TASK PROMPT =>
Each line below must be set down exactly as it stands.

TASK INPUT =>
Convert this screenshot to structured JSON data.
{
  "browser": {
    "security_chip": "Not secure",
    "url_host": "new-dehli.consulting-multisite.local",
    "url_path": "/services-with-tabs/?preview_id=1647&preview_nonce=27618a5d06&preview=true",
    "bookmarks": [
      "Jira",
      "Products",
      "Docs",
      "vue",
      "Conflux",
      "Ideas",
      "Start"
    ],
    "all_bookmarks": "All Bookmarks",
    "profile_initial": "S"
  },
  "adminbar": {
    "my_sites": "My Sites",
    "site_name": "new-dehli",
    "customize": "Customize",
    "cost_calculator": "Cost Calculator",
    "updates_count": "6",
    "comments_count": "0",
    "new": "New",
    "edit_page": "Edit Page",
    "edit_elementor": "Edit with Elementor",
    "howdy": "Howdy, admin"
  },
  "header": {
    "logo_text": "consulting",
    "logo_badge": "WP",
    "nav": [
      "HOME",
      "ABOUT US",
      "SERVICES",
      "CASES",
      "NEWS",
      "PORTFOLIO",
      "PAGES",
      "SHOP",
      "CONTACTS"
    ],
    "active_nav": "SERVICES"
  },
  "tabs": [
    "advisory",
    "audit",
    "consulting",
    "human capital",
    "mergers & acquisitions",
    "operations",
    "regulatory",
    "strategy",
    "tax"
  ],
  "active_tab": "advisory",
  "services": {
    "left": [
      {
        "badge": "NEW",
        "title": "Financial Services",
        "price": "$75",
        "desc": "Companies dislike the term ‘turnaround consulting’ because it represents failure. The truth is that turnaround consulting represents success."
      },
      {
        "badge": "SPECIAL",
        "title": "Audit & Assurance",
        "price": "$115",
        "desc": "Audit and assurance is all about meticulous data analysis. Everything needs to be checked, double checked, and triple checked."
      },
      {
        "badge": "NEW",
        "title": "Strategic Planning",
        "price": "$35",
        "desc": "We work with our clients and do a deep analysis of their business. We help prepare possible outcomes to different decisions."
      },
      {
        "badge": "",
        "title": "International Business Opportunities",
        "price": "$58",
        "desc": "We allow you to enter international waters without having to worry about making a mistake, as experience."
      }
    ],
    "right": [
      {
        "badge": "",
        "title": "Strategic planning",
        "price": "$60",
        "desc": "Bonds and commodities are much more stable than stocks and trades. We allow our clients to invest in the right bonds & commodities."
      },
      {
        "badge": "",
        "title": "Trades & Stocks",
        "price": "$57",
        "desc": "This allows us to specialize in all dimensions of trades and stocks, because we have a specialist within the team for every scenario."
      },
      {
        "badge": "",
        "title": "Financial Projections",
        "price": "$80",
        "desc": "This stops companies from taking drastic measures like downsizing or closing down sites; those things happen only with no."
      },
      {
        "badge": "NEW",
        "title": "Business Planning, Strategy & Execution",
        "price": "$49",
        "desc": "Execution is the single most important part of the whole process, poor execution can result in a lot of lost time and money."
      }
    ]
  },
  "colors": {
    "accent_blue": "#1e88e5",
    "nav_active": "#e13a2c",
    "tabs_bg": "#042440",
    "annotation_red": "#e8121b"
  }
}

YOUR RESPONSE =>
Convert this screenshot to structured JSON data.
{
  "browser": {
    "security_chip": "Not secure",
    "url_host": "new-dehli.consulting-multisite.local",
    "url_path": "/services-with-tabs/?preview_id=1647&preview_nonce=27618a5d06&preview=true",
    "bookmarks": [
      "Jira",
      "Products",
      "Docs",
      "vue",
      "Conflux",
      "Ideas",
      "Start"
    ],
    "all_bookmarks": "All Bookmarks",
    "profile_initial": "S"
  },
  "adminbar": {
    "my_sites": "My Sites",
    "site_name": "new-dehli",
    "customize": "Customize",
    "cost_calculator": "Cost Calculator",
    "updates_count": "6",
    "comments_count": "0",
    "new": "New",
    "edit_page": "Edit Page",
    "edit_elementor": "Edit with Elementor",
    "howdy": "Howdy, admin"
  },
  "header": {
    "logo_text": "consulting",
    "logo_badge": "WP",
    "nav": [
      "HOME",
      "ABOUT US",
      "SERVICES",
      "CASES",
      "NEWS",
      "PORTFOLIO",
      "PAGES",
      "SHOP",
      "CONTACTS"
    ],
    "active_nav": "SERVICES"
  },
  "tabs": [
    "advisory",
    "audit",
    "consulting",
    "human capital",
    "mergers & acquisitions",
    "operations",
    "regulatory",
    "strategy",
    "tax"
  ],
  "active_tab": "advisory",
  "services": {
    "left": [
      {
        "badge": "NEW",
        "title": "Financial Services",
        "price": "$75",
        "desc": "Companies dislike the term ‘turnaround consulting’ because it represents failure. The truth is that turnaround consulting represents success."
      },
      {
        "badge": "SPECIAL",
        "title": "Audit & Assurance",
        "price": "$115",
        "desc": "Audit and assurance is all about meticulous data analysis. Everything needs to be checked, double checked, and triple checked."
      },
      {
        "badge": "NEW",
        "title": "Strategic Planning",
        "price": "$35",
        "desc": "We work with our clients and do a deep analysis of their business. We help prepare possible outcomes to different decisions."
      },
      {
        "badge": "",
        "title": "International Business Opportunities",
        "price": "$58",
        "desc": "We allow you to enter international waters without having to worry about making a mistake, as experience."
      }
    ],
    "right": [
      {
        "badge": "",
        "title": "Strategic planning",
        "price": "$60",
        "desc": "Bonds and commodities are much more stable than stocks and trades. We allow our clients to invest in the right bonds & commodities."
      },
      {
        "badge": "",
        "title": "Trades & Stocks",
        "price": "$57",
        "desc": "This allows us to specialize in all dimensions of trades and stocks, because we have a specialist within the team for every scenario."
      },
      {
        "badge": "",
        "title": "Financial Projections",
        "price": "$80",
        "desc": "This stops companies from taking drastic measures like downsizing or closing down sites; those things happen only with no."
      },
      {
        "badge": "NEW",
        "title": "Business Planning, Strategy & Execution",
        "price": "$49",
        "desc": "Execution is the single most important part of the whole process, poor execution can result in a lot of lost time and money."
      }
    ]
  },
  "colors": {
    "accent_blue": "#1e88e5",
    "nav_active": "#e13a2c",
    "tabs_bg": "#042440",
    "annotation_red": "#e8121b"
  }
}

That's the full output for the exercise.